Data supplied.
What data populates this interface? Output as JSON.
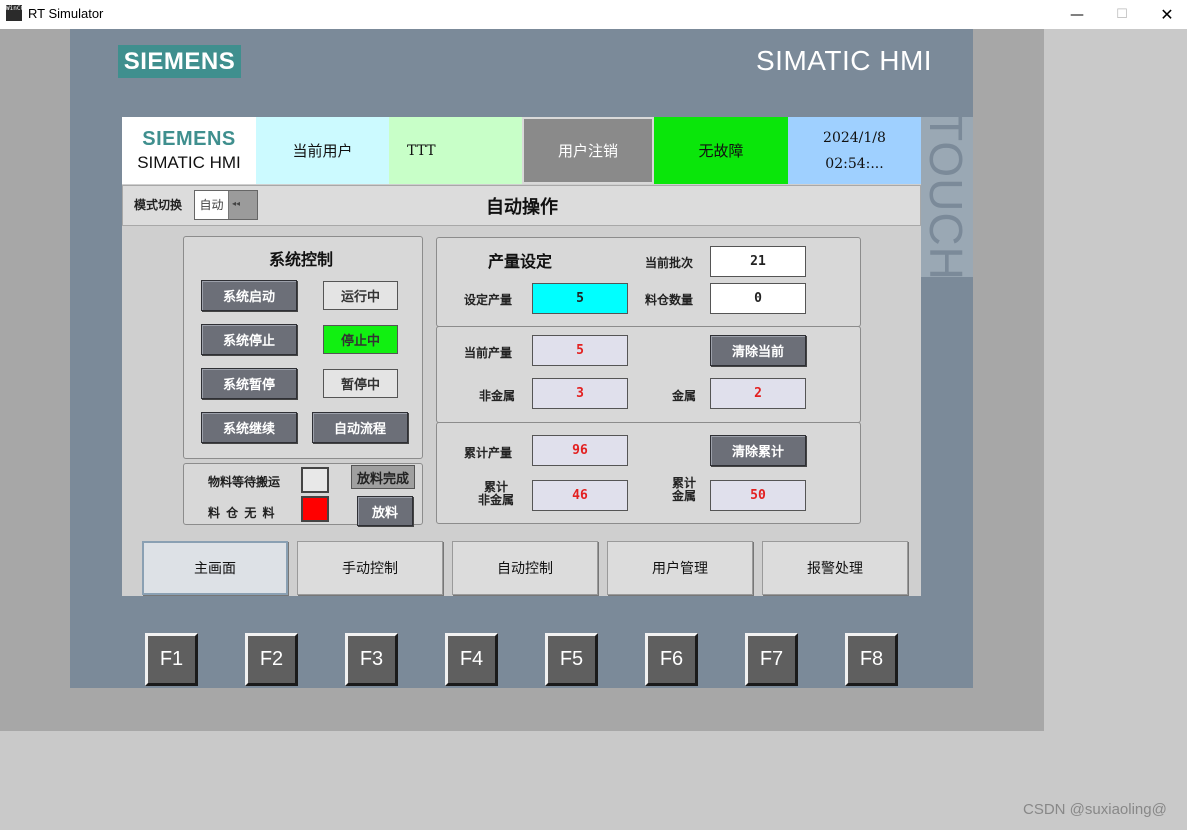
{
  "window": {
    "app_icon": "WinCC",
    "title": "RT Simulator",
    "min_glyph": "—",
    "max_glyph": "☐",
    "close_glyph": "✕"
  },
  "device": {
    "logo": "SIEMENS",
    "brand": "SIMATIC HMI",
    "touch": "TOUCH"
  },
  "header": {
    "logo_line1": "SIEMENS",
    "logo_line2": "SIMATIC HMI",
    "user_label": "当前用户",
    "user_value": "TTT",
    "logout": "用户注销",
    "fault_status": "无故障",
    "date": "2024/1/8",
    "time": "02:54:..."
  },
  "mode": {
    "label": "模式切换",
    "switch_value": "自动",
    "switch_arrows": "◂◂",
    "page_title": "自动操作"
  },
  "system_control": {
    "title": "系统控制",
    "buttons": {
      "start": "系统启动",
      "stop": "系统停止",
      "pause": "系统暂停",
      "resume": "系统继续",
      "auto_flow": "自动流程"
    },
    "status": {
      "running": "运行中",
      "stopped": "停止中",
      "paused": "暂停中"
    }
  },
  "material": {
    "waiting_label": "物料等待搬运",
    "empty_label": "料 仓 无 料",
    "release_done": "放料完成",
    "release": "放料"
  },
  "production": {
    "title": "产量设定",
    "set_label": "设定产量",
    "set_value": "5",
    "batch_label": "当前批次",
    "batch_value": "21",
    "bin_label": "料仓数量",
    "bin_value": "0",
    "current_label": "当前产量",
    "current_value": "5",
    "clear_current": "清除当前",
    "nonmetal_label": "非金属",
    "nonmetal_value": "3",
    "metal_label": "金属",
    "metal_value": "2",
    "total_label": "累计产量",
    "total_value": "96",
    "clear_total": "清除累计",
    "total_nonmetal_l1": "累计",
    "total_nonmetal_l2": "非金属",
    "total_nonmetal_value": "46",
    "total_metal_l1": "累计",
    "total_metal_l2": "金属",
    "total_metal_value": "50"
  },
  "nav": [
    "主画面",
    "手动控制",
    "自动控制",
    "用户管理",
    "报警处理"
  ],
  "fkeys": [
    "F1",
    "F2",
    "F3",
    "F4",
    "F5",
    "F6",
    "F7",
    "F8"
  ],
  "watermark": "CSDN @suxiaoling@",
  "colors": {
    "siemens_teal": "#3f8f8e",
    "fault_ok": "#0ae60a",
    "stopped_status": "#11f011",
    "bin_empty_alarm": "#ff0000",
    "set_value_field": "#00ffff"
  }
}
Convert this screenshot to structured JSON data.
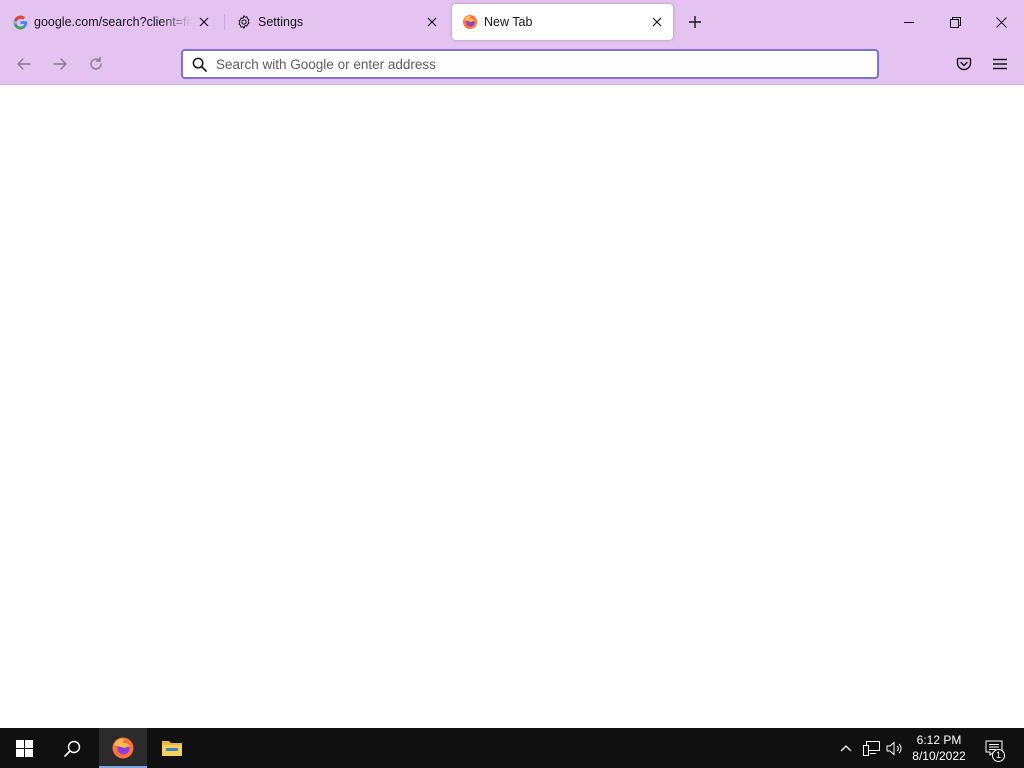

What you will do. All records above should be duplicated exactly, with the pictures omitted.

Task result.
What data populates this interface? Output as JSON.
{
  "window": {
    "app_icon": "WinCC",
    "title": "RT Simulator",
    "min_glyph": "—",
    "max_glyph": "☐",
    "close_glyph": "✕"
  },
  "device": {
    "logo": "SIEMENS",
    "brand": "SIMATIC HMI",
    "touch": "TOUCH"
  },
  "header": {
    "logo_line1": "SIEMENS",
    "logo_line2": "SIMATIC HMI",
    "user_label": "当前用户",
    "user_value": "TTT",
    "logout": "用户注销",
    "fault_status": "无故障",
    "date": "2024/1/8",
    "time": "02:54:..."
  },
  "mode": {
    "label": "模式切换",
    "switch_value": "自动",
    "switch_arrows": "◂◂",
    "page_title": "自动操作"
  },
  "system_control": {
    "title": "系统控制",
    "buttons": {
      "start": "系统启动",
      "stop": "系统停止",
      "pause": "系统暂停",
      "resume": "系统继续",
      "auto_flow": "自动流程"
    },
    "status": {
      "running": "运行中",
      "stopped": "停止中",
      "paused": "暂停中"
    }
  },
  "material": {
    "waiting_label": "物料等待搬运",
    "empty_label": "料 仓 无 料",
    "release_done": "放料完成",
    "release": "放料"
  },
  "production": {
    "title": "产量设定",
    "set_label": "设定产量",
    "set_value": "5",
    "batch_label": "当前批次",
    "batch_value": "21",
    "bin_label": "料仓数量",
    "bin_value": "0",
    "current_label": "当前产量",
    "current_value": "5",
    "clear_current": "清除当前",
    "nonmetal_label": "非金属",
    "nonmetal_value": "3",
    "metal_label": "金属",
    "metal_value": "2",
    "total_label": "累计产量",
    "total_value": "96",
    "clear_total": "清除累计",
    "total_nonmetal_l1": "累计",
    "total_nonmetal_l2": "非金属",
    "total_nonmetal_value": "46",
    "total_metal_l1": "累计",
    "total_metal_l2": "金属",
    "total_metal_value": "50"
  },
  "nav": [
    "主画面",
    "手动控制",
    "自动控制",
    "用户管理",
    "报警处理"
  ],
  "fkeys": [
    "F1",
    "F2",
    "F3",
    "F4",
    "F5",
    "F6",
    "F7",
    "F8"
  ],
  "watermark": "CSDN @suxiaoling@",
  "colors": {
    "siemens_teal": "#3f8f8e",
    "fault_ok": "#0ae60a",
    "stopped_status": "#11f011",
    "bin_empty_alarm": "#ff0000",
    "set_value_field": "#00ffff"
  }
}
Convert this screenshot to structured JSON data.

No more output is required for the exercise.